SB 7072 [PDF] was signed into law on Monday by Republican Party Florida Governor Ron DeSantis, ostensibly to curb content moderation actions that “discriminate in favor of the dominant Silicon Valley ideology.” This was prompted by the suspension of former President Trump’s Facebook and Twitter accounts for stirring up violence during the January 6, 2021 insurrection at the US Capitol.
The law, which contains an exemption for theme park operators so as not to inconvenience two politically influential companies operating in the state – The Walt Disney Company and the Universal Studios owner Comcast – was promptly excoriated by US Senator Ron Wyden (D-OR) as unconstitutional.
“Following Donald Trump’s lead, Republican-led states are determined to pass laws to force websites and apps to host lies, misinformation and other slime, with full knowledge that those laws are unconstitutional,” said Wyden in a statement.
“The latest such example out of Florida – which compels online sites to host the speech of politicians – is particularly egregious, and an invitation for extremists, racists and liars to register as political candidates just to keep their posts online.”
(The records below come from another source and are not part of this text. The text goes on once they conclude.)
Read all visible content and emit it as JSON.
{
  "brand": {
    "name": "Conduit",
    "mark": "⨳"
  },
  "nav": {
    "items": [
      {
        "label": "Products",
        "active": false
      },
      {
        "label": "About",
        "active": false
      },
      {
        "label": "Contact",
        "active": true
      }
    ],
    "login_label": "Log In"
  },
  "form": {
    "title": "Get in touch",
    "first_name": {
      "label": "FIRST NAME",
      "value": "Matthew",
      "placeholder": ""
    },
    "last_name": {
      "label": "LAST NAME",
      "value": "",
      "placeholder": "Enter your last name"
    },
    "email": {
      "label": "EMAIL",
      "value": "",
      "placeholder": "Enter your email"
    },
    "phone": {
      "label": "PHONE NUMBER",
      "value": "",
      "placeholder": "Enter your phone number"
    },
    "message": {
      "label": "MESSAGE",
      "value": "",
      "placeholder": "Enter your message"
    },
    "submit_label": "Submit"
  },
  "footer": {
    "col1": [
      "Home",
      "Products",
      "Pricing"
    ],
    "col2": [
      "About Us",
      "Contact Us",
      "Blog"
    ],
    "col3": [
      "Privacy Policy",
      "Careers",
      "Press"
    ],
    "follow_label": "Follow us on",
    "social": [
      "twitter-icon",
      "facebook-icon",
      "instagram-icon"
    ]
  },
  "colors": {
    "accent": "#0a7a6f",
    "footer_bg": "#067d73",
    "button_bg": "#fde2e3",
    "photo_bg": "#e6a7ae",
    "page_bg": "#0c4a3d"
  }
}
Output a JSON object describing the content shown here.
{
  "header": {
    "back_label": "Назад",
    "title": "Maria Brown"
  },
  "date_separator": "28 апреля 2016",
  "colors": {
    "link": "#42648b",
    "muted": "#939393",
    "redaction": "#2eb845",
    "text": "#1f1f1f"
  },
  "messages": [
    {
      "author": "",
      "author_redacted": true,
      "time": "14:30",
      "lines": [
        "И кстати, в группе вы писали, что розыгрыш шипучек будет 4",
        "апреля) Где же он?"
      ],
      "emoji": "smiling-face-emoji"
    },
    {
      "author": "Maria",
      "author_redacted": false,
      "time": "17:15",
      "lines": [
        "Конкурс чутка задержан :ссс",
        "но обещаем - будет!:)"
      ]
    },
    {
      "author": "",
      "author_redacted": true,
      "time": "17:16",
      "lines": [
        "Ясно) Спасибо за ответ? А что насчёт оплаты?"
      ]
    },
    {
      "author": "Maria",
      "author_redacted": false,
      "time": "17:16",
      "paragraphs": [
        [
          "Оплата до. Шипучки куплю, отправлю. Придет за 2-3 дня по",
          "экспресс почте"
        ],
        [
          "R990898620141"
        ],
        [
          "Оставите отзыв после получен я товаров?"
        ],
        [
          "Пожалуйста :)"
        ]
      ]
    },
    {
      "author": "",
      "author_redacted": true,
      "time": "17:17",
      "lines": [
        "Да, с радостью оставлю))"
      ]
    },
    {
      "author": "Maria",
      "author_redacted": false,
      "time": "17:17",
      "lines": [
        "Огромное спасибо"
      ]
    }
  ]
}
Wyden said that the First Amendment of the US Constitution makes it clear that states cannot compel private companies to host speech, especially from politicians. The First Amendment only covers government control of speech.